The Upper Peninsula of Michigan is mirroring what is being witnessed across much of the United States—that there is a devastating ammo shortage and getting back to normal will take months or even years.
Broadcast station WLUC, which serves the Central and Western Upper Peninsula of Michigan, recently reported that at the Lake Michigan Armory in Chocolay Township, “ammo supply is very low, and some customers are traveling all over just to find some.”
“I have people from Iowa, Indiana, and all around the country coming in, asking for ammo,” store manager Scott Shimon said.
“They’re basically traveling just buying ammo anywhere,” he added.
Shimon noted that the problem isn’t with the factories themselves but people who are all too eager to buy online once they are available.
“I have a customer at least every day that comes into our shop and just can’t believe that we don’t have a common .30-06 or a .30-.30 ammo on the shelf,” he said.
Similar issues are being seen at Wilderness Sports in Ishpeming.
“There’s a lot of stuff out there that we will not probably receive,” sales manager Ryan Pizziola claimed.
“So, people are having to make a few changes as far as calibers and shot for their shotguns and weights for their hunting rifles,” he continued.
Pizziola was able to pinpoint that the lack of available lead is leading to the ongoing ammo shortage.
“Most of the ammo manufacturers actually use used lead from car batteries,” he said.
“With the coronavirus, the lack of people driving, and two mild winters, the recycled lead is not available for ammunition,” he added.
From Florida to Pennsylvania
Such stories are all too familiar for other parts of the country.

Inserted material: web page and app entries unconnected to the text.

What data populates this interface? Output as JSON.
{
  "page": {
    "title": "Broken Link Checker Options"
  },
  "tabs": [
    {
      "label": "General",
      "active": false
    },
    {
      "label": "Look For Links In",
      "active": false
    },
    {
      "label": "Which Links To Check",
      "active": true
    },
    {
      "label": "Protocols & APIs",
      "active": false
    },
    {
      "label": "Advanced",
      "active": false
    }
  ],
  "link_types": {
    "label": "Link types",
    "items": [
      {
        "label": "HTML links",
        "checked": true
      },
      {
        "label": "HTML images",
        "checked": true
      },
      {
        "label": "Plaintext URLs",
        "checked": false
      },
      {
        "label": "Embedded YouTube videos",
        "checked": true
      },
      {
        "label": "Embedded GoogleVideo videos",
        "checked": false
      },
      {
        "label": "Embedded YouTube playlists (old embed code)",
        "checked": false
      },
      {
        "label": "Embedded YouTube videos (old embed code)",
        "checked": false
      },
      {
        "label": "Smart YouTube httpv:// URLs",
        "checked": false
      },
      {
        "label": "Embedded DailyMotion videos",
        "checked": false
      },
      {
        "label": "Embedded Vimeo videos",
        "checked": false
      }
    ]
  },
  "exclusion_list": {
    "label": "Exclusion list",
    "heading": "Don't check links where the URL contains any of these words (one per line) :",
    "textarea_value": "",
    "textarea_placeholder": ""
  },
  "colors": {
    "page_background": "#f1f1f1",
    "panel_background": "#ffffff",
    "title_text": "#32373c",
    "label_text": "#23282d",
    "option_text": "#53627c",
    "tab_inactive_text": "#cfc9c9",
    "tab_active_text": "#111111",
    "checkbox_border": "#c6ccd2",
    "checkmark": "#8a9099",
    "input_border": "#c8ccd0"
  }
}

For example, in Florida, Mark Fiacable, who runs FloridaGunSite.com, recently told Forbes that ammo prices for some calibers have skyrocketed as much as four-fold in recent months.
Police and law enforcement agencies are being hit hard by the shortage as well. Baltimore County Police and other area law enforcement agencies are facing “critically low” supplies and busy trying to stock up on bullets and cartridges as quickly as possible.
“Baltimore County’s tactical unit—a group trained for special operations—nearly depleted its .223-caliber rifle cartridges at the end of July after the department’s ammo vendor, New Jersey-based The Gun Shop, couldn’t get them from the manufacturer it uses,” the Baltimore Sun recently wrote.
The shortage is also being witnessed at Cambria County Prison, according to Pennsylvania newspaper Tribune-Democrat. Warden Christian Smith has claimed that “there’s a six- to eight-month wait time for ammo, but the delay only slightly affects our operations.”
Ethen Kim Lieser is a Washington state-based Science and Tech Editor who has held posts at Google, The Korea Herald, Lincoln Journal Star, AsianWeek, and Arirang TV. Follow or contact him on LinkedIn.